Journal Article
ISSN: 1946-4614, e-ISSN: 1946-4622
Published April 16, 2012 by SAE International in United States
Temperature Controlled Exhaust Heat Thermoelectric Generation
Citation: P. Brito, F., Martins, J., Goncalves, L., and Sousa, R., "Temperature Controlled Exhaust Heat Thermoelectric Generation," SAE Int. J. Passeng. Cars - Electron. Electr. Syst. 5(2):561-571, 2012,
Language: English


The amount of energy wasted through the exhaust of an Internal Combustion Engine (ICE) vehicle is roughly the same as the mechanical power output of the engine. The high temperature of these gases (up to 1000°C) makes them intrinsically apt for energy recovery. The gains in efficiency for the vehicle could be relevant, even if a small percentage of this waste energy could be regenerated into electric power and used to charge the battery pack of a Hybrid or Extended Range Electric Vehicle, or prevent the actuation of a conventional vehicle's alternator.

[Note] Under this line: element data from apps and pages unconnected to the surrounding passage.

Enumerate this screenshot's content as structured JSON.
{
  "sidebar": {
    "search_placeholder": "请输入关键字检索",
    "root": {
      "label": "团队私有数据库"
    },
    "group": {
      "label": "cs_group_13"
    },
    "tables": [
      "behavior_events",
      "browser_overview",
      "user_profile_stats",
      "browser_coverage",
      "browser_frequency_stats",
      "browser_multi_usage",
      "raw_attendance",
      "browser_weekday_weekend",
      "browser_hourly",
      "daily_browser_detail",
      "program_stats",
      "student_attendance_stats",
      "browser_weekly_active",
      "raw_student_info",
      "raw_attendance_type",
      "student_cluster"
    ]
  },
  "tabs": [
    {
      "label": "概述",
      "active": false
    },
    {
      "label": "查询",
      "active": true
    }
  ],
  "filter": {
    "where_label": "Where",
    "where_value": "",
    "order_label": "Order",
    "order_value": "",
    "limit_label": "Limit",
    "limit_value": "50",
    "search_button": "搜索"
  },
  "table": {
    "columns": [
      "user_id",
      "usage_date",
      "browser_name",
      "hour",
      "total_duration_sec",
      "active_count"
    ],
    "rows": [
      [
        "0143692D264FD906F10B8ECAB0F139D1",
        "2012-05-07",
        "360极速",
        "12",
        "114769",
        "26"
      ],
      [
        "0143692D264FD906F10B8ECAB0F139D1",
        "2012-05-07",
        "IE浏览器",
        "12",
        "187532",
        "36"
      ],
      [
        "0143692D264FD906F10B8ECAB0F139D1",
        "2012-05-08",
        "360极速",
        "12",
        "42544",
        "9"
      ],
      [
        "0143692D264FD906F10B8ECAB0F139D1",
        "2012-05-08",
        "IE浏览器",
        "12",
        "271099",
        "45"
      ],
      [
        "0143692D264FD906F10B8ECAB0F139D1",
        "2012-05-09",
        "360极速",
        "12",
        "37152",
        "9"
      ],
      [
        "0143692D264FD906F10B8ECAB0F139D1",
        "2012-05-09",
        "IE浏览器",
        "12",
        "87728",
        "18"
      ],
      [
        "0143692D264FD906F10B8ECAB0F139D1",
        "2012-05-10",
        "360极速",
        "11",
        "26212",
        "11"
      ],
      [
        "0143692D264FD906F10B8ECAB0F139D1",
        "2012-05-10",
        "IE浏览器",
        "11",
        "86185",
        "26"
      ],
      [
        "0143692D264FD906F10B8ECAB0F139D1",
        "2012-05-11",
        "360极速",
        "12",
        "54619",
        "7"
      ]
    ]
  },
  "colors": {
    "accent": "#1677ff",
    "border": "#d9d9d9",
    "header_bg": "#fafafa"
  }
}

This may be achieved by the use of thermodynamic cycles, such as Stirling engines or Organic Rankine Cycles (ORC). However, these systems are difficult to downsize to the power levels typical of light-vehicle exhaust systems and are usually bulky. The direct conversion of thermal energy into electricity, using Thermoelectric Generators (TEG) is very attractive in terms of minimal complexity. However, current commercial thermoelectric modules based on Seebeck effect are temperature-limited, so they are unable to be in direct contact with the exhaust gases. A way to downgrade the temperature levels without significantly reducing the regeneration potential is to interpose Heat Pipes (HP) between the exhaust gas and the Seebeck modules in a controlled way. This control of maximum permissible temperature at the modules is achieved by regulating the pressure of phase change of the service fluid of the HP. In this way the system will be failsafe against overheating and will be able to operate efficiently under both low and high thermal loads. Such is the case of the range extender unit being developed by the team, which has a low (15 kW) and a high (40 kW) power mode of operation.

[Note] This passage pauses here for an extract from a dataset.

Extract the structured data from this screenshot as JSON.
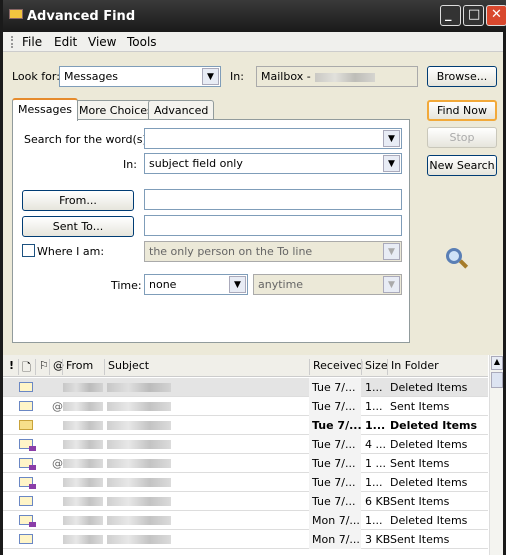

Various designs concepts were evaluated by simulation, design and test. Although efficiencies were still moderate, it was possible to demonstrate the potential of this system for optimizing the output of commercially available temperature-limited TEGs.